The agenda is always packed when 1,500 of the province’s municipal politicians get together to discuss their cities’ woes.
This year, it’s even fuller as the Union of B.C. Municipalities squeezes in a day of meetings for a “mayors’ caucus” that sprang up in the past year under the leadership of Surrey Mayor Dianne Watts.
The Monday caucus meeting drew about 140 mayors, some saying the group is an important new voice for B.C. cities, others curious, and still others dubious about its value or what Ms. Watts’s ultimate goal is.
“I’m here because I want to see if this can be a benefit for my community,” said City of North Vancouver Mayor Darrell Mussatto, in the middle of lengthy sessions on economic development, streamlining costs and infrastructure.
That meant mayors had to skip the UBCM’s planned sessions on finance and marijuana legislation.
“I see that when the big-city mayors get together at [national municipal conferences], it adds a dimension. They get profile,” said City of Langley Mayor Peter Fassbender.
But other politicians – most unwilling to speak publicly – say they don’t understand the point of the new group, since the UBCM has been pushing city interests with the province for decades. And they speculate that this is an attempt by Ms. Watts to build a power base outside Surrey for a run at provincial politics some day.
“I’d be lying if I said I hadn’t heard that rumour,” said Surrey Councillor Barbara Steele, one of Ms. Watts’s colleagues.
Ms. Watts was frequently mentioned as a possible leader of the B.C. Liberals before Christy Clark was chosen. And her name has surfaced as a potential leader for the B.C. Conservative Party.

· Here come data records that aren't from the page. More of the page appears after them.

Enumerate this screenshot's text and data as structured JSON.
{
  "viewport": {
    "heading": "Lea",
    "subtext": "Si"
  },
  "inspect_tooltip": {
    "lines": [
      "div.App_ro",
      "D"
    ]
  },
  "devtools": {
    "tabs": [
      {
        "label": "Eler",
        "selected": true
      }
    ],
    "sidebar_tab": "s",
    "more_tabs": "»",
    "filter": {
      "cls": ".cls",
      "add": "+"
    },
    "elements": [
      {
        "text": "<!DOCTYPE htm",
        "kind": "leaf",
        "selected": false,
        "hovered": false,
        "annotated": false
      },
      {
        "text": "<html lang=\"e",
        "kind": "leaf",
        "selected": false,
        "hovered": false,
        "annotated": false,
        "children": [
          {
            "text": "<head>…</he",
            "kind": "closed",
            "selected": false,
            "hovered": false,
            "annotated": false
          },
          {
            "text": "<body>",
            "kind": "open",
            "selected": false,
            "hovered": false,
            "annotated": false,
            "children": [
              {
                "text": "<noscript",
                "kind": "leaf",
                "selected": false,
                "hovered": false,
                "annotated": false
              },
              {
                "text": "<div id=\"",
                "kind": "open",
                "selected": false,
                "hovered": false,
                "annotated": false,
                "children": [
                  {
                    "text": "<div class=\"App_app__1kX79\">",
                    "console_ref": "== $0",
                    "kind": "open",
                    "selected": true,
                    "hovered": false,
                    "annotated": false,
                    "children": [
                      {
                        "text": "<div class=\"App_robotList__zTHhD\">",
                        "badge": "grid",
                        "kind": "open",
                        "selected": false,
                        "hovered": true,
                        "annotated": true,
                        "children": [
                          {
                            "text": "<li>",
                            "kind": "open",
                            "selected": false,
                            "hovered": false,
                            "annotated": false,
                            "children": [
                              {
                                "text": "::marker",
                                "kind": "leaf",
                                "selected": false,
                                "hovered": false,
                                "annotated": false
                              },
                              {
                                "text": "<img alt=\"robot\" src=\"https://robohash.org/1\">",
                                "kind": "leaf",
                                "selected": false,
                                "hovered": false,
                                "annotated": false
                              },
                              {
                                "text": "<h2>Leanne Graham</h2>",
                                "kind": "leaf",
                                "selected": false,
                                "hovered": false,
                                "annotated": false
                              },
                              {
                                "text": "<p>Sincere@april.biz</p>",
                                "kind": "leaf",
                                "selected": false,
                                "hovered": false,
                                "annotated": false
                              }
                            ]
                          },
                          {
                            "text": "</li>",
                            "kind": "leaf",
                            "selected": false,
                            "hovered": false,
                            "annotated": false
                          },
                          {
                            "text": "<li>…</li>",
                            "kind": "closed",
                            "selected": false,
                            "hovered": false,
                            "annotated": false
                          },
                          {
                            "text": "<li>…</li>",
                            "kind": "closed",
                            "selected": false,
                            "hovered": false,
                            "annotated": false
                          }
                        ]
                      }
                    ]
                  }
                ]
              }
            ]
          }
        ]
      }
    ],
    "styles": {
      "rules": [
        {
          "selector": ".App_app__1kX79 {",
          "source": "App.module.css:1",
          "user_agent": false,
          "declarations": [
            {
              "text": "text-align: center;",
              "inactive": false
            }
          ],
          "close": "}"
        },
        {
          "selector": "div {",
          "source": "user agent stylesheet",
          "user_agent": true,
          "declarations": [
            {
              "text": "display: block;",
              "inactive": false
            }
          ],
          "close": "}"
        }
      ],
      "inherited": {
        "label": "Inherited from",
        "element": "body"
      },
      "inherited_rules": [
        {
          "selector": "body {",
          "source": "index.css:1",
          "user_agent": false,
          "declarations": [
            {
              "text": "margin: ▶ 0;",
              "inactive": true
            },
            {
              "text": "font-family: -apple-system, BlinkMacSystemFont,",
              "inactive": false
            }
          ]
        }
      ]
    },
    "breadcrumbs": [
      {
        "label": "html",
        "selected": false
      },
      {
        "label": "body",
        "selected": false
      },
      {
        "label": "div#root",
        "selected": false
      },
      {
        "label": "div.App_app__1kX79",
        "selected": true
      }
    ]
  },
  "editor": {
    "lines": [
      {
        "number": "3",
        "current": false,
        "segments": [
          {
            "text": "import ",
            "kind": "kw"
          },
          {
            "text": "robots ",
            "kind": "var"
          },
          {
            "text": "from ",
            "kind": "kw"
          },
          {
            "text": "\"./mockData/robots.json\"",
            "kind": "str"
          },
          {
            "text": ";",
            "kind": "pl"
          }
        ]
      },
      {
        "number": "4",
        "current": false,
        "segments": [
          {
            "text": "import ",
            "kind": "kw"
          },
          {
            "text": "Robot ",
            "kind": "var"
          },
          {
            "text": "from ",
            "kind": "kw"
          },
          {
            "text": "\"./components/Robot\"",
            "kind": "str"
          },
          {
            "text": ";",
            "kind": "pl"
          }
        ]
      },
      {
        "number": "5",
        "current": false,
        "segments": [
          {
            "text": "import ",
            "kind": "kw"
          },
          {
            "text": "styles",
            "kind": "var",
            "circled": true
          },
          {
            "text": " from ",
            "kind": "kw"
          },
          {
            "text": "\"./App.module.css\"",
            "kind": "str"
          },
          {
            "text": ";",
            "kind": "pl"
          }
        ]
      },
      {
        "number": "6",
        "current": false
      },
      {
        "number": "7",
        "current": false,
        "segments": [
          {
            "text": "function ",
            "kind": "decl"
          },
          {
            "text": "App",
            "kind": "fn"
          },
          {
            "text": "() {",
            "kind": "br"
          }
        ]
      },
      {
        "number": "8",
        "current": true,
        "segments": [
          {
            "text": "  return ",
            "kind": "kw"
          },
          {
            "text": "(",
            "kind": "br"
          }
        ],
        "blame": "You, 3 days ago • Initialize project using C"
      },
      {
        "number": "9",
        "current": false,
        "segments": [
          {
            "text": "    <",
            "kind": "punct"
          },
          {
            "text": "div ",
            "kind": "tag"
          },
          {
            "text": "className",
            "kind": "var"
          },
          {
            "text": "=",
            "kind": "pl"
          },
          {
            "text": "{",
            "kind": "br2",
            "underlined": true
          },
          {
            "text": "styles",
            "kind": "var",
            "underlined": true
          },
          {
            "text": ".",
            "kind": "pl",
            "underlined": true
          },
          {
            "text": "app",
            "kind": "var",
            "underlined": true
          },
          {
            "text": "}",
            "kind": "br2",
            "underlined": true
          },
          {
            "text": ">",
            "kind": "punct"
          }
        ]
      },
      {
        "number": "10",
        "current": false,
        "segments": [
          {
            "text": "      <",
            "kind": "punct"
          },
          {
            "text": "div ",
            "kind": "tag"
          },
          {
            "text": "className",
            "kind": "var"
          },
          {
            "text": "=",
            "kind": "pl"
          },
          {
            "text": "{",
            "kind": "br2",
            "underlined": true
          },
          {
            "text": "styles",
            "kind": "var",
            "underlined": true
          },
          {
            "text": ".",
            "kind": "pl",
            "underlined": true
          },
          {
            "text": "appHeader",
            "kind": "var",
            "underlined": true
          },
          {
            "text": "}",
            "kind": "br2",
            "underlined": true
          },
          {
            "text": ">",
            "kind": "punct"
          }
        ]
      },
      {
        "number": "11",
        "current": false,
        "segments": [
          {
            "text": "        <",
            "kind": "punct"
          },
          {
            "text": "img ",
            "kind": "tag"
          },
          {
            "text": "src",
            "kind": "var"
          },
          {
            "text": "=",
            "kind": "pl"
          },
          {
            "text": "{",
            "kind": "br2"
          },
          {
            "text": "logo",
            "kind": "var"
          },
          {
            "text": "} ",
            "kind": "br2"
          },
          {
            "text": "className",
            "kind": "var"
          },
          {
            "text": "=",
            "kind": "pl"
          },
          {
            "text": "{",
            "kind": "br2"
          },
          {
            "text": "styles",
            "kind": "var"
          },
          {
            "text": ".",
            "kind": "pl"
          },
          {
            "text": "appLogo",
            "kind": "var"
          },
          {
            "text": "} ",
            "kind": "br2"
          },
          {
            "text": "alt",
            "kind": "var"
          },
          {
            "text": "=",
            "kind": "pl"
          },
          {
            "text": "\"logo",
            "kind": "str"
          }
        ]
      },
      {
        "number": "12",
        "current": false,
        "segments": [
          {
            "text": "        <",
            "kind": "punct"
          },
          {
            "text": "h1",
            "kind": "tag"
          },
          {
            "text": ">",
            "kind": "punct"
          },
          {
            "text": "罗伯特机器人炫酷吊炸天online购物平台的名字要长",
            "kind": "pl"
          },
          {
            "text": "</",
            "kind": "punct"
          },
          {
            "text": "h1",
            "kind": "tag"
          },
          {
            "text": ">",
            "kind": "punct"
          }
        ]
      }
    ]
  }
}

Ms. Steele acknowledged that the caucus’s first steps have been awkward.
“Right now, it seems to have an air of secrecy and unintentionally it got off to a shaky start. But I think there’s room for it.”
However, Saanich Mayor Frank Leonard said the caucus has his council puzzled.
“My councillors don’t like it. It’s kind of an American thing. Here in Canada, the mayor is only one vote on council.”
But Ms. Watts dismissed the speculation and criticism, saying the caucus is something that many B.C. mayors have wanted for a while. And she’s not building up a power base.
“I’m not running for anything other than mayor of my own city.”
Ms. Watts said mayors have a leadership role that is distinct from their fellow councillors, so it is important for them to be able to get together in a smaller group to connect directly.
“The role of the mayor is to develop public policy and bring it forward to the city.”
Ms. Watts, who gets sky-high ratings in polls, is famous for having broken away from her city’s entrenched political party and then creating her own. The party has no public meetings and restricted membership.
She’s also known inside her own City Hall for making a lot of decisions herself.
She forged her Surrey First party by drawing in councillors of different political shades over the years, incorporating both left-leaning independents like Judy Villeneuve and councillors from the old right-wing guard.
Similarly, the mayors’ caucus, which politicians say Ms. Watts has helped drive forward through personal phone calls around the province, has managed to attract support from a wide political group.
It now has a steering committee that includes both Mayor Dean Fortin, from very liberal and urban Victoria, to Mayor Shari Green of politically conservative Prince George.
Derek Corrigan, the NDP-supporting mayor of Burnaby, has written a public defence of the new mayors’ caucus that was printed in the Prince George Citizen.
He said that although he was dubious about it at first, he came to see that the new caucus has value.
At the first meeting in Penticton last May, he said he got a chance for the first time to sit down with dozens of other mayors where “we concentrated on our common interests.”
What the caucus will accomplish that the UBCM hasn’t remains to be seen.